RSC Prizes: guidance for nominators
If you are thinking of nominating an individual, group, team or collaboration for one of our prizes – perhaps for the first time – what are the things that you should be thinking about?
By Professor Sabine Flitsch, RSC Prize Committee Chair, and Professor Dudley Shallcross, RSC Prize Committee Vice-Chair
We encourage all of you to nominate. There is no reason to feel shy or worried about putting in a nomination because as judges, we don’t know who the nominators are – this information is hidden from us. If there is somebody or something that you think is deserving of a prize, make sure you put them forward.
When we are making our decisions, the only consideration is quality. Our family of awardees is only as strong as the nominations we receive. We want the most diverse pool of nominations that we can get, with the very best candidates that represent the full diversity of our community.

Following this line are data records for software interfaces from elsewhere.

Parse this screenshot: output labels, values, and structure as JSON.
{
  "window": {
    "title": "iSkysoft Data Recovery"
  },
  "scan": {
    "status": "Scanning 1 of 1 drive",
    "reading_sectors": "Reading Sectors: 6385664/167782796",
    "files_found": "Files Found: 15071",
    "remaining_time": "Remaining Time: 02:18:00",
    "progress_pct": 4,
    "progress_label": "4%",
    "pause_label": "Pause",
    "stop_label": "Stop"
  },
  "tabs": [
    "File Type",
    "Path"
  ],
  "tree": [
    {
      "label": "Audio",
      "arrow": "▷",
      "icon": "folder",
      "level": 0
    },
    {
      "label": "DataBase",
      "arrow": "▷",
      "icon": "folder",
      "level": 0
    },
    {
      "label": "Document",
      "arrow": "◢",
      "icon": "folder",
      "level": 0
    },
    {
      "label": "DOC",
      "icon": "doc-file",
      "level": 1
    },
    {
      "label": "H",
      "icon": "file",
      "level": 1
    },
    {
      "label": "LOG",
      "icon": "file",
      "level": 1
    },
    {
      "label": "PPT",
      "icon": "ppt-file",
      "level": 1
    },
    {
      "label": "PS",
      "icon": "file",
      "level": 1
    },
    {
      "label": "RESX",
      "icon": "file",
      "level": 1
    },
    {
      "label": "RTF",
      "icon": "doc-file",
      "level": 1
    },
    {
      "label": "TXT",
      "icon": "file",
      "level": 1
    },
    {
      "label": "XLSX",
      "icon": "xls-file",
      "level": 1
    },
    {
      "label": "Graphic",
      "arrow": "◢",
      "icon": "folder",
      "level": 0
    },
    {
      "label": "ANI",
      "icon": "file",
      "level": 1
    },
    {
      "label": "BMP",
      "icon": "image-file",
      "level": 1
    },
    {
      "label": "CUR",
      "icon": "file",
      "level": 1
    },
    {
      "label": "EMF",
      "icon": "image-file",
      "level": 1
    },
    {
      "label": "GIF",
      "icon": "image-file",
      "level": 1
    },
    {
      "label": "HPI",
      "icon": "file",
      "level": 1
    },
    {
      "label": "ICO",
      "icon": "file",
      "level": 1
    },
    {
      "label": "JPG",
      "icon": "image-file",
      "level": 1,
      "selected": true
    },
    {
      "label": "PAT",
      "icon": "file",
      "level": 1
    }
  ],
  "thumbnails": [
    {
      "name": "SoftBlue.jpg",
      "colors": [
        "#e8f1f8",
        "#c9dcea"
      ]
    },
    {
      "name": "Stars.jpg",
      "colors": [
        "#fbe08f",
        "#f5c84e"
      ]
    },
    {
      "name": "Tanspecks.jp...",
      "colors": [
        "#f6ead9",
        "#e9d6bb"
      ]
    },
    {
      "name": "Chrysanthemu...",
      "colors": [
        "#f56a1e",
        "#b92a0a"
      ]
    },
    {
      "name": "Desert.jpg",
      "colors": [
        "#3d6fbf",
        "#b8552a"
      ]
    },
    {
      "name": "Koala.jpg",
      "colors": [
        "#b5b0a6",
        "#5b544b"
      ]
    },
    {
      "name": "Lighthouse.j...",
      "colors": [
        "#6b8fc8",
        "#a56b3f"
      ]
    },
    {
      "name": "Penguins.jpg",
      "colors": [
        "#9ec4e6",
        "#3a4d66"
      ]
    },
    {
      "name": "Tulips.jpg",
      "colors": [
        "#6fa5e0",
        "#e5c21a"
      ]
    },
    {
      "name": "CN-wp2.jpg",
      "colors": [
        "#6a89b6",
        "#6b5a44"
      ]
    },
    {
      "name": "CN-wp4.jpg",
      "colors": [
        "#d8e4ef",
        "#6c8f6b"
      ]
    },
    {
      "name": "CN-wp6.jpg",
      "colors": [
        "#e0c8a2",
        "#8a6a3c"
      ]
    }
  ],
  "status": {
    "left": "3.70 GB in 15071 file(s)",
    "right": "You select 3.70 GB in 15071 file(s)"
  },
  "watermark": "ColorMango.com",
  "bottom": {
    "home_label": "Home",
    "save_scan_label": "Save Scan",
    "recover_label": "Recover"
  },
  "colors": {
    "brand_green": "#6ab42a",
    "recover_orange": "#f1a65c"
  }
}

When making your nomination, it is important to be thorough, but if you know your nominee or their work well, you will have a good idea already of their attributes. All you need to do is make sure you capture these in your nomination.
1. Write for a general chemistry audience
Collectively our judging panel members have a great breadth of expertise, but it is likely that most members will not have very specialised knowledge of your field.
So make sure that you write for a general chemical audience and do not assume that the panel will know the literature in detail, or the importance of the work you are writing about. It is your job as a nominator to explain all of that as clearly as you can.
2. Use the space wisely
We judge our prizes solely on the information placed in front of us on the nomination form.
You have a limited amount of space on the nomination form, so consider how you can make the best use of that space. For some of our individual prizes, we ask for a one-page CV and a supporting statement. Consider how the CV and supporting statement fit together. By avoiding duplicating information, you can tell us more about your nominee.
3. Address the selection criteria
Take time to read the selection criteria for the prize – these can be found on our webpages – and address these in your supporting statement, providing clear evidence where you can. We will be scoring nominations against these criteria, and making our assessments based on the overall quality of contributions and achievements.
As an example, our Centenary Prizes are awarded to outstanding scientists who are also exceptional communicators. While it is always very clear that our nominees are outstanding scientists, the communication component is often overlooked in nominations. The best nominations cover communication in detail, mentioning public lectures their nominees had been asked to give, media appearances, or teaching awards, to name a few examples.
4. Broader contributions to the community
For our Research & Innovation Prizes for individuals, the form asks for a short statement (up to 100 words), describing how your nominee has contributed more broadly to the scientific community. Where we judge multiple nominees as equally meritorious in relation to the selection criteria, we have the flexibility to use the information in this section as an additional criterion.
The purpose of this section is to capture additional contributions by nominees, beyond their science, which have a focus on giving something back to the community. Please don’t repeat your nominee’s research contributions – as mentioned above, use the space wisely to provide us with new information.
We understand and expect that our nominees' contributions will vary depending on their career stage. We have given a list of examples below that you might choose to write about, but there are many other relevant contributions that you could include.
- Involvement with Royal Society of Chemistry member groups/networks
- Effective mentorship
- Service on boards, committees or panels
- Leadership in the scientific community
- Promotion of diversity and inclusion
- Advocacy for chemistry
- Public engagement and outreach